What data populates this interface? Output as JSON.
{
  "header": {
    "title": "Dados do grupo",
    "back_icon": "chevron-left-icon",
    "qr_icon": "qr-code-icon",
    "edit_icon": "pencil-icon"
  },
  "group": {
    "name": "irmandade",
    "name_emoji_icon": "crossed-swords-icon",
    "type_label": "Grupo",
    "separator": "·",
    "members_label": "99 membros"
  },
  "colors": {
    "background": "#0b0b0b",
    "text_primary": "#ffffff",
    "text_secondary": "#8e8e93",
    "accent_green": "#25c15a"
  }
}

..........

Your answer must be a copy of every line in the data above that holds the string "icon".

**TASK RESULT:**
    "back_icon": "chevron-left-icon",
    "qr_icon": "qr-code-icon",
    "edit_icon": "pencil-icon"
    "name_emoji_icon": "crossed-swords-icon",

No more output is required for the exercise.